1. Add the butter to a saucepan and place over medium heat. Allow the butter to melt. Bring the melted butter to a simmer. 00:29
2. As the butter begins to simmer and separate, use a small ladle or spoon to skim the white foam off the top of the butter. This white foam consists of milk solids that are separating out of the butter. Discard the milk solids. 00:53
3. Continue to skim off the milk solids until a clear, yellow layer begins to appear underneath the foam. Remove the saucepan from the heat. 01:50
4. Skim off any remaining foam from the top of the butter. Transfer the butter to another saucepan or heatproof container. When pouring, be careful not to pour out the layer of milk solids that have settled on the bottom of the saucepan. Use the clarified butter immediately, or store in the refrigerator up to four months or in the freezer for up to a year. 02:06
What You'll Need
- Saucepan (2)
- Small ladle or spoon
- Unsalted butter
Clarified butter is butter that has had all of the milk solids removed. This process results in a clear fat that has a higher smoke point than regular butter. Clarified butter can be used for high-heat cooking when the flavor of butter is desired.

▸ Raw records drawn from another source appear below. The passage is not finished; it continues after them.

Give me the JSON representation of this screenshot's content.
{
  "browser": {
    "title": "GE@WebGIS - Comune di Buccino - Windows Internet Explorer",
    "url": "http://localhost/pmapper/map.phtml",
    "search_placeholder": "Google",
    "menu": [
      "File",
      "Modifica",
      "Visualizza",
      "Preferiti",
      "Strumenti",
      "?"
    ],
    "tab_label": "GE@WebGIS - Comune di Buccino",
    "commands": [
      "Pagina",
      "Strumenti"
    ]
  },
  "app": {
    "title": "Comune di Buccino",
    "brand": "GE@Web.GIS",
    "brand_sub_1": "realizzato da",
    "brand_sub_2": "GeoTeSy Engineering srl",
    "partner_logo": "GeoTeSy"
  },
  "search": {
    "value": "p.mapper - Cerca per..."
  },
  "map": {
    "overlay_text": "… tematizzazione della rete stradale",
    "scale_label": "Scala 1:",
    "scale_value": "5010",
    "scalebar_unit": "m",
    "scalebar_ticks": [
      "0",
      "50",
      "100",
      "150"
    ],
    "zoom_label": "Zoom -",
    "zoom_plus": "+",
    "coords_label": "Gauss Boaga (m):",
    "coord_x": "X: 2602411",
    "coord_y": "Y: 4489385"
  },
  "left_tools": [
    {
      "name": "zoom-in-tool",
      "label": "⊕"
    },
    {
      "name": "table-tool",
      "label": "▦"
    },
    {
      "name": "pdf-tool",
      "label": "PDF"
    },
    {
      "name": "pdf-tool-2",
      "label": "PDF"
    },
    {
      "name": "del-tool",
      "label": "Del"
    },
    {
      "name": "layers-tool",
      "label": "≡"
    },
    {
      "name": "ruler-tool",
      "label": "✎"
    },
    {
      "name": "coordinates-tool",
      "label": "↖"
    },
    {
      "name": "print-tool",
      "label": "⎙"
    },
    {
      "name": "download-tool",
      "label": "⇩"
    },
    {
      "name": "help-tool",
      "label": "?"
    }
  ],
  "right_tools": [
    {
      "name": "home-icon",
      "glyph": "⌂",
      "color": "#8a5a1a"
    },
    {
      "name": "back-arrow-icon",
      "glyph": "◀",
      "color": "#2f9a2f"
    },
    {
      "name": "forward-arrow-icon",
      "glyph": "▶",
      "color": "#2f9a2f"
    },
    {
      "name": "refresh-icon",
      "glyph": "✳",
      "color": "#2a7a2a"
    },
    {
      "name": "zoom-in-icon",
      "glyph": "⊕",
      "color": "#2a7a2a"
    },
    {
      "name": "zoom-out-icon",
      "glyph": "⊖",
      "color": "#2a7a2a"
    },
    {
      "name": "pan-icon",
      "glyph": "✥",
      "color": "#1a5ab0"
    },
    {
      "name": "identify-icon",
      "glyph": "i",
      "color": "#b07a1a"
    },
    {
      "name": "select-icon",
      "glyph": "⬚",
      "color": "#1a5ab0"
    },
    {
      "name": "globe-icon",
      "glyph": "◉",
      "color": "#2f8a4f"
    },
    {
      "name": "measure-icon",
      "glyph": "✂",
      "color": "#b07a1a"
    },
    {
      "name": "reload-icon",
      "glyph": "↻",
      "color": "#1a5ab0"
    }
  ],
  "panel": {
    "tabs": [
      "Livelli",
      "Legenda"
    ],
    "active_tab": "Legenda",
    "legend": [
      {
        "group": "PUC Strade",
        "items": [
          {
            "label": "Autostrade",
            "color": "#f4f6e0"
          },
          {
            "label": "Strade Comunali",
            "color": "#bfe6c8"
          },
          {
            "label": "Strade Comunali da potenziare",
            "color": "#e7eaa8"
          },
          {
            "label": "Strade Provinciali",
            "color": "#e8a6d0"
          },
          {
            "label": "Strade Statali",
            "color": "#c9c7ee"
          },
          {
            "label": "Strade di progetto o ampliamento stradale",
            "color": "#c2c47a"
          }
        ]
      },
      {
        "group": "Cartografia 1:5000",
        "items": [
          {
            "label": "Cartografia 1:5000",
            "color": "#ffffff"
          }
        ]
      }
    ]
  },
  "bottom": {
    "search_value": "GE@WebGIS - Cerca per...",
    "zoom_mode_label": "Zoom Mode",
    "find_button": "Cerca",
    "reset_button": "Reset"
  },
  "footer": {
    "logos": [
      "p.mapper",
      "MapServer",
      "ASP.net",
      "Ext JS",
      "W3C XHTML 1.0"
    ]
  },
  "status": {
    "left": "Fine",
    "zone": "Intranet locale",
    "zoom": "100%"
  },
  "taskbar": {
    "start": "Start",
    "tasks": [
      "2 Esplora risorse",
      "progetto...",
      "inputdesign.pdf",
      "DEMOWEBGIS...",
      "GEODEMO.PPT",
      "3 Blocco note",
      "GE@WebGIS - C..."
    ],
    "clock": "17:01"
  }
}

Clarifying butter gives the butter a higher smoke point. To learn more about smoke points and cooking with oil, visit Chef Michael Sichel’s “An Overview of Cooking Oils” located at the bottom of the page.
For a few ideas about how to use clarified butter, visit Chef Daniel Oseas's "How to Properly Bake Eggs" tutorial, Chef Michael Sichel's "Classic Béarnaise Sauce" tutorial, and Chef Adam Steudle's "How to Make a Classic Hollandaise" tutorial located at the bottom of the page.